And while it said "this is not a government approved or authorized document," it carried a warning that anyone interfering with its delivery could face 5 years in prison and a $2000 fine.
"According to public records," the letter started, " you are one of the few individuals in your neighborhood that is NOT registered to vote." "We are contacting you and your neighbors to let folks know who does and doesn't vote. "
Rebecca Liu was concerned when her husband received one of the letters. "To me when I looked at it, it seemed like my neighbors were more American than we are," she told WDBJ7. "They were more involved in the community than we were and they cared more about politics or the situation in our country than we did. It was kind of like a scolding to me," she said.
Liu says that was wrong, because she and her husband are registered to vote, and do participate in elections.
Also "unsettling" she said was the fact the letter included the names and addresses of her neighbors.
"I think the tone of the letter needs to be changed," Liu said. "If they really want to encourage people to vote, scolding people and really belittling people isn't really the way to go about it."
The Roanoke County registrar says she has received about a dozen complaints about the letter. In every case, she says the recipients were already registered to vote.
It appears there is nothing illegal about the mailing. Other political advocacy groups distribute registration forms and encourage potential voters to return them to local voter registration offices.
Americans for Prosperity responded to our story Wednesday night.
“AFP is always looking for new ways to encourage folks to get out there and vote," wrote Public Affairs Director Levi Russell. "That’s our mission and these mailers are one tactic we’ve seen others use in the past.
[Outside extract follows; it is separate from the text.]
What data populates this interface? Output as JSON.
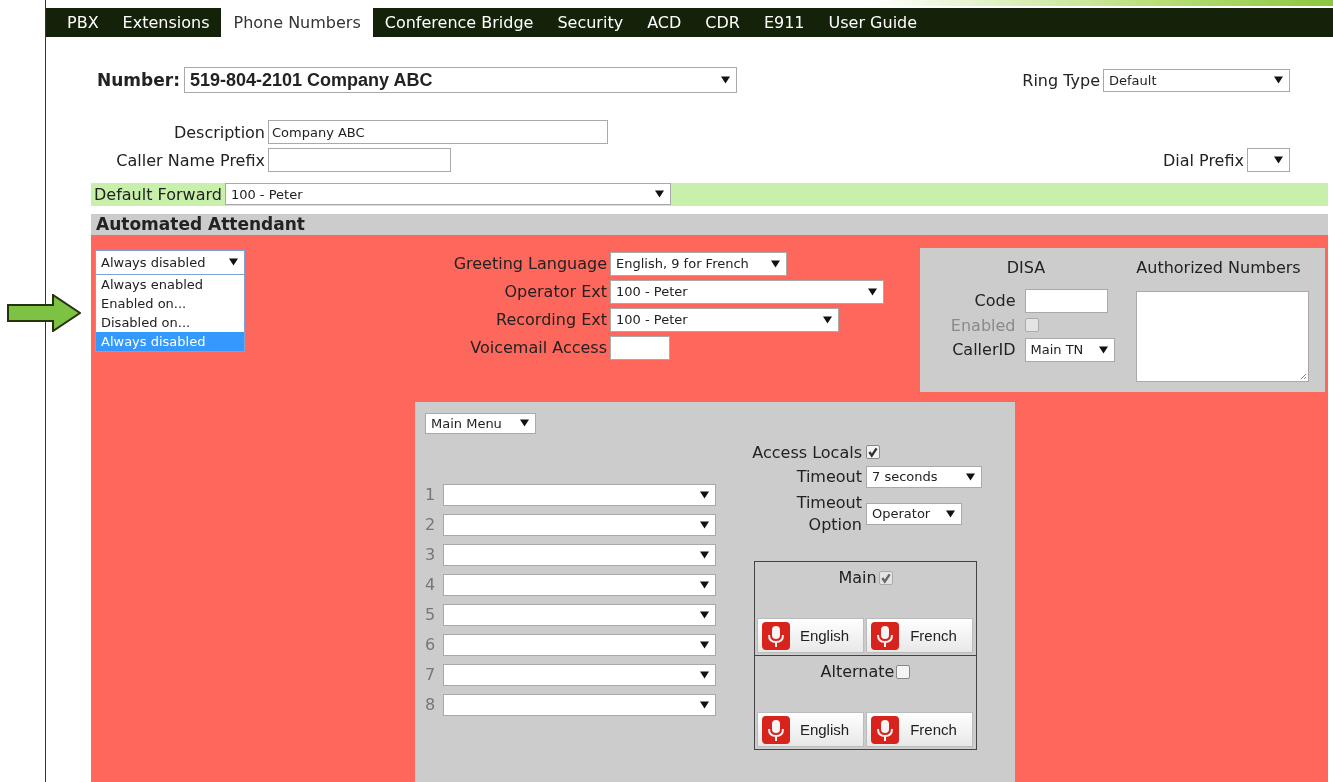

We apologize to Rebecca for the mix-up on our end and will get that fixed, but we’re very glad to hear she’s already a regular voter!”